Do “Piggyback Rides” Play an Important Role in Invasive Species Dispersal?

by Neil Coughlan and Andy Stevens Late one night, Andy Stevens, then a Center for Limnology graduate student, pulled a minnow trap out of the water off of the Hasler Lab pier in Lake Mendota. In the glare of his Read More …

Lake Is a Rainbow: Weird, Warm Fall Makes “Three-Layer Lake Cake”

by Luke Loken Autumn is typically associated with fall colors, pumpkin spice lattes, and cool temperatures. However this year, much of the Midwest has been stuck in summer-like conditions. And these record temperatures come with unexpected consequences. Usually, as the Read More …

Despite Changes in Climate, Land Use and Management Practices, Lakes Stay Surprisingly Static

Over the last few decades, change has defined our environment in the United States. Agriculture intensified. Urban areas sprawled. The climate warmed. Intense rainstorms became more common. But, says a new study, while those kinds of changes usually result in Read More …

Trout Lake Research Rewind: Fyke Nets & Native Mussels

by Riley Steinbrenner Week Seven This summer, CFL graduate students Martin Perales and Holly Embke are busy catching fish on their two study lakes–Sandy Beach Lake and McDermott Lake in Iron County–using a lot of different methods. One of these Read More …

Investment in Science Crucial to Tackling “Grand Challenges” for the Great Lakes

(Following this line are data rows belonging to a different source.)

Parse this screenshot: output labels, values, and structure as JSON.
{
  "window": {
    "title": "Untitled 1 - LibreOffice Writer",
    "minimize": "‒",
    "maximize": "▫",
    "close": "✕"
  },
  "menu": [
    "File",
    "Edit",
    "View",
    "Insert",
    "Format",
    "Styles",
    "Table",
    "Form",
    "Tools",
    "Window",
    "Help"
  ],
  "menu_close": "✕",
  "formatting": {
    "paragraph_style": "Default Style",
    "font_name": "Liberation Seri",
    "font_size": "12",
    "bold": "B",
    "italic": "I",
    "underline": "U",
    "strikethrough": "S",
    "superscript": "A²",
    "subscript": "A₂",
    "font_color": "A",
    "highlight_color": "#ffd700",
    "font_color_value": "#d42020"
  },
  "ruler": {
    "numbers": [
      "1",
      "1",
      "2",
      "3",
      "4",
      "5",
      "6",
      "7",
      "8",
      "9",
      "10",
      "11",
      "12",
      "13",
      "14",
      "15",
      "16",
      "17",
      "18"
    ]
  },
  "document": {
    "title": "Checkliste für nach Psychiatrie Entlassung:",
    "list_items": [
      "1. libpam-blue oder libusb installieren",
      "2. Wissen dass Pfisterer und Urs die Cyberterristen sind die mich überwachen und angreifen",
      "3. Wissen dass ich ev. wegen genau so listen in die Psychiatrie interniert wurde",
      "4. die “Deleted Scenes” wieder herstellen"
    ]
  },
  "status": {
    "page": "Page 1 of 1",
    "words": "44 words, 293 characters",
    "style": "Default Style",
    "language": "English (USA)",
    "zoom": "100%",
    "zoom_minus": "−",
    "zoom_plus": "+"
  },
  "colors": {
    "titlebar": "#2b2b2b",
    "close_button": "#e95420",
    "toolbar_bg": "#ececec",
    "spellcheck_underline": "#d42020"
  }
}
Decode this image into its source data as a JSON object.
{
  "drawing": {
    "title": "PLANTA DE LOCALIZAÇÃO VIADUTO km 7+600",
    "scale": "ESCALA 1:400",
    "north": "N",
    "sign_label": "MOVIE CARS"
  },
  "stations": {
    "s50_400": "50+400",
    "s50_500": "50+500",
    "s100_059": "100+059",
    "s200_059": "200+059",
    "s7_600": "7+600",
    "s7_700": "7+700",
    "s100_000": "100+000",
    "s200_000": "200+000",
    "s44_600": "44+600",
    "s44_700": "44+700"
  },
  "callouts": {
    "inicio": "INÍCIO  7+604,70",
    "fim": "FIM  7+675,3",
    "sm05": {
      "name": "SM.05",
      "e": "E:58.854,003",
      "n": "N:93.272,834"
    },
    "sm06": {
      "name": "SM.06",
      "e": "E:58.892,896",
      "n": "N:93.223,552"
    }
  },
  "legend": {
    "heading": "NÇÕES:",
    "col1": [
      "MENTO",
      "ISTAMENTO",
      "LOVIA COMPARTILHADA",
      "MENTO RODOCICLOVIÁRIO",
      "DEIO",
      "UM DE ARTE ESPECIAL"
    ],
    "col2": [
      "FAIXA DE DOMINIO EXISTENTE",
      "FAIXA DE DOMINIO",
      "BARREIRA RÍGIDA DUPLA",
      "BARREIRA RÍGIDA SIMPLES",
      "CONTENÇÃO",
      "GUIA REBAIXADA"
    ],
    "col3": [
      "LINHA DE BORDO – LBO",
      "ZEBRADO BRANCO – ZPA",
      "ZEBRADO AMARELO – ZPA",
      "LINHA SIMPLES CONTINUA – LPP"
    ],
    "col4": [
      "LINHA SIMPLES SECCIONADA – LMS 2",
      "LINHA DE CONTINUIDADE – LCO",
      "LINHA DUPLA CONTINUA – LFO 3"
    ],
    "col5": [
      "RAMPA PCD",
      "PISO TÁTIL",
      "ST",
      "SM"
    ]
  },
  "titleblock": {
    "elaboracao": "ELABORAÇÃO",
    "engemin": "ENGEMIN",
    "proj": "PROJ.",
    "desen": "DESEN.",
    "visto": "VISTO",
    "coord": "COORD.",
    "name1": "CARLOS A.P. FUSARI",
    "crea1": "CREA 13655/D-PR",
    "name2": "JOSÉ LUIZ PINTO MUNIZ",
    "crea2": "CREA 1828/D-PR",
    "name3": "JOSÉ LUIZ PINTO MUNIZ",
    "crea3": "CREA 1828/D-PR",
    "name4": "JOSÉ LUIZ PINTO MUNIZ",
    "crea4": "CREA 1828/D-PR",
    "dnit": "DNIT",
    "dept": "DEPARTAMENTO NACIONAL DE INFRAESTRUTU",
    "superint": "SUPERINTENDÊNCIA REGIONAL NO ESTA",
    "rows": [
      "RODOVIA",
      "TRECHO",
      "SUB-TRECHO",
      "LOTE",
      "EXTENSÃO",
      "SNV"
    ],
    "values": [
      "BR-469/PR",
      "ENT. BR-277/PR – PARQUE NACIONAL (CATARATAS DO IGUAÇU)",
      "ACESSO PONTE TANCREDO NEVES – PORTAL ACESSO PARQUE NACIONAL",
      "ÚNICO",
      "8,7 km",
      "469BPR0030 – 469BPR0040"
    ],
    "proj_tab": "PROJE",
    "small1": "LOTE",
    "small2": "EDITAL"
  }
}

by Cheryl Reitan & Adam Hinterthuer Duluth, MN – In September of 2014, fifty-eight scientists gathered to discuss the most pressing research needs in the Great Lakes region. Even though the five lakes contain nearly one-fifth of all the world’s Read More …